There is also a great playlist on Spotify to help give your celebrations an authentic atmosphere and even more recipes to try!    

Did you know that our very own (and very talented) Mrs Mullick sings in a trio called the Alka Seltzer sisters? They sing lots of wonderful songs from the 1940’s and even play gigs around the country at different events and festivals.
People love to listen to this style of music and enjoy dancing too. 

                  Check out these links below to see her in action!                

The video below is from Grassington 1940’s festival where the whole village goes back in time to the 1940s! Can you spot people dancing and celebrating, just like they would have on VE day? 
This link is taken from Batley Vintage Day and you can see lots of dancing too –     

Did you enjoy that? Do you think the style of music and dancing has changed since the 1940’s?  I am sure Mrs Mullick would love to know what you think about her wonderful singing!


Check out these links below to see her in action. Maybe you can let us know what you think on our Facebook and Twitter pages?                                                            

Activity 4

Have a street party!
In 1945, communities gathered together to celebrate the end of the war in Europe. Why don’t you celebrate in your garden as a family and get your neighbours involved too. You could bake, make banners and flags to wave, bunting to hang on your fence, not to mention some yummy treats to eat!
There are loads of templates online, or simply go free-hand and make your own!

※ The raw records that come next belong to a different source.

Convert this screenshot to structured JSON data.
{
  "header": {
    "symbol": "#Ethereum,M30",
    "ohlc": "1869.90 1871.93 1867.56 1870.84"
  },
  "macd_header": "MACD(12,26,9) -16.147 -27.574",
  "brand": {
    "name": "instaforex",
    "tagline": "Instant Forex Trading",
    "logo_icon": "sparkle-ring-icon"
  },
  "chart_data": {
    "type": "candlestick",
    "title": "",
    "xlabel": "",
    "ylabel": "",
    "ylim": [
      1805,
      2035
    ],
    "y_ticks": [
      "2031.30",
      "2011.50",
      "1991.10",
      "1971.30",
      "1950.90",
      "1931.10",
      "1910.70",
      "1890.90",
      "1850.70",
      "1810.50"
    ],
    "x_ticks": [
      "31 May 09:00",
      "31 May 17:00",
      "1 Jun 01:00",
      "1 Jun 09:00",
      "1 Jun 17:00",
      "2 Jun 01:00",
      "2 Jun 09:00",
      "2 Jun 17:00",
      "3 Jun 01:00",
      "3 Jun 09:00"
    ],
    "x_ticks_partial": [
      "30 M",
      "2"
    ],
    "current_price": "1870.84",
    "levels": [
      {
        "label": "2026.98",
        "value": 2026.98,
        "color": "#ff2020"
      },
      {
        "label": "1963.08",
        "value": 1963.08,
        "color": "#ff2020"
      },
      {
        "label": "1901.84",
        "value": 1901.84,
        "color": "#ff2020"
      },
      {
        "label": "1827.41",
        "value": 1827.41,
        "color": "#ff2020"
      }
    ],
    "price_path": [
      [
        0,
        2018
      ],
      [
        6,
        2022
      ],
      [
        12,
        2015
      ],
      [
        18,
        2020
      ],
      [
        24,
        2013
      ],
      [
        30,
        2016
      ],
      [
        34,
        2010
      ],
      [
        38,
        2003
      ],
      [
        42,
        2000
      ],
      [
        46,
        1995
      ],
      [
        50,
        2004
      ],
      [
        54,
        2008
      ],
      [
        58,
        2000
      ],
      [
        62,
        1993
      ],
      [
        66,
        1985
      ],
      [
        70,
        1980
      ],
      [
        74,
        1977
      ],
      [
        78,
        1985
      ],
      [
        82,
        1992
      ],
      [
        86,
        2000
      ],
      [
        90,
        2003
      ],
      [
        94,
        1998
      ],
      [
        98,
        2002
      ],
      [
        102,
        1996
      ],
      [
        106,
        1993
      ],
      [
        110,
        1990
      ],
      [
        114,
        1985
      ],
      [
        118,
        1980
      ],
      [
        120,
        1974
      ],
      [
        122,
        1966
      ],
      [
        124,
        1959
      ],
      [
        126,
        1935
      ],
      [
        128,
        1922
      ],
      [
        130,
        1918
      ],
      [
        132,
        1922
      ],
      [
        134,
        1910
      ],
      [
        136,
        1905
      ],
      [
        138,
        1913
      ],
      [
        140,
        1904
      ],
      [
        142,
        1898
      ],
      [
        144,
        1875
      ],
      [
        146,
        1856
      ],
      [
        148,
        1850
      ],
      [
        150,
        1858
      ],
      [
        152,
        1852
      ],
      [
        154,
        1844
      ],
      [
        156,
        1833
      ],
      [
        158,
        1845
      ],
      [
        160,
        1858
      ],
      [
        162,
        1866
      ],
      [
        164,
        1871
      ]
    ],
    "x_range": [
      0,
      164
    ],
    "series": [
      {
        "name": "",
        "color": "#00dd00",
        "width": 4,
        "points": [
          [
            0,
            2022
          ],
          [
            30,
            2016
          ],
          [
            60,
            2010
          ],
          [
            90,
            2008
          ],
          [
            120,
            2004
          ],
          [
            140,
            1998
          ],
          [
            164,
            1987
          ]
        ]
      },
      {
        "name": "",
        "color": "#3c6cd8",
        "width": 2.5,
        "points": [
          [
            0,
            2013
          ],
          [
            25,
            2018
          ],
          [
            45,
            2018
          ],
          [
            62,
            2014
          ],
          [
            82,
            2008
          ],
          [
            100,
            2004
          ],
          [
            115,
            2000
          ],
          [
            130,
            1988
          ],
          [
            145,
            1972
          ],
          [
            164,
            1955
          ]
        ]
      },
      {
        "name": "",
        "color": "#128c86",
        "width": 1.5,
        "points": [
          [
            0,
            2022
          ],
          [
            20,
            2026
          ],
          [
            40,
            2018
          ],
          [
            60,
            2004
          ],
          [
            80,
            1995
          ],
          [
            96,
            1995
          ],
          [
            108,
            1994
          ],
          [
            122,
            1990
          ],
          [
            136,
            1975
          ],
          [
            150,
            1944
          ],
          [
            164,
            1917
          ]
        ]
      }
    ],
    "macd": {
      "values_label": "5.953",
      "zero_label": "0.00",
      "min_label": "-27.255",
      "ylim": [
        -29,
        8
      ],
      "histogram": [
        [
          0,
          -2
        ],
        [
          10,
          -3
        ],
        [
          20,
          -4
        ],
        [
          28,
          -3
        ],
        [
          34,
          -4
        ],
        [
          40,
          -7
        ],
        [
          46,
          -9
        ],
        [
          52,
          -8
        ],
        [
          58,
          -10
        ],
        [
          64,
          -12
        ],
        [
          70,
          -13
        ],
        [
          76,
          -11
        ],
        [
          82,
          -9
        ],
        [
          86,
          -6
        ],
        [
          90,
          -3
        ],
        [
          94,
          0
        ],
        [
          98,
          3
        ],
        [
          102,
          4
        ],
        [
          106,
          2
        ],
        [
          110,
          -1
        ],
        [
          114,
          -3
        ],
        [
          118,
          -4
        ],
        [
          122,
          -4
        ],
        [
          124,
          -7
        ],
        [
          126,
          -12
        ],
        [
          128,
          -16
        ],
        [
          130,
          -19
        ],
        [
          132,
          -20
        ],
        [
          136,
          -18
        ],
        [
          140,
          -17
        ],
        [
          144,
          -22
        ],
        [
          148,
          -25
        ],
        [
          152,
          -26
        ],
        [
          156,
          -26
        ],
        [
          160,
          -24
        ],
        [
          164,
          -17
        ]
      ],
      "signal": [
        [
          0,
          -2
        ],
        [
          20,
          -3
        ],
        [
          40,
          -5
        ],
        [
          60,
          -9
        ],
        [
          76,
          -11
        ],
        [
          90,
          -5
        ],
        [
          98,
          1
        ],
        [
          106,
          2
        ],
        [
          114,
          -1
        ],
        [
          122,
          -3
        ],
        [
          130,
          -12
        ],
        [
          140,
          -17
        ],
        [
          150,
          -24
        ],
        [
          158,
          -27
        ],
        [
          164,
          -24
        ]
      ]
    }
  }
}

Remember is free access at the moment – just sign up with the code CVDTWINKLHELPS

Activity 5

Get writing!
After watching some of the video links you will get a sense of what it was like to celebrate VE day in 1945 and what the atmosphere was like. It was probably similar to how we all imagine life after lock down to be, lots of cheering, seeing family and friends, hugs, tears and happiness. 
• You could write a diary entry in role of someone celebrating in 1945
 • You could write a newspaper article to explain what happened after victory was announced
  • Write a message of remembrance to someone who sacrificed their life for us in the war

We hope you have a brilliant time celebrating, whatever you may get up to! Make sure you share your experiences and keep smiling!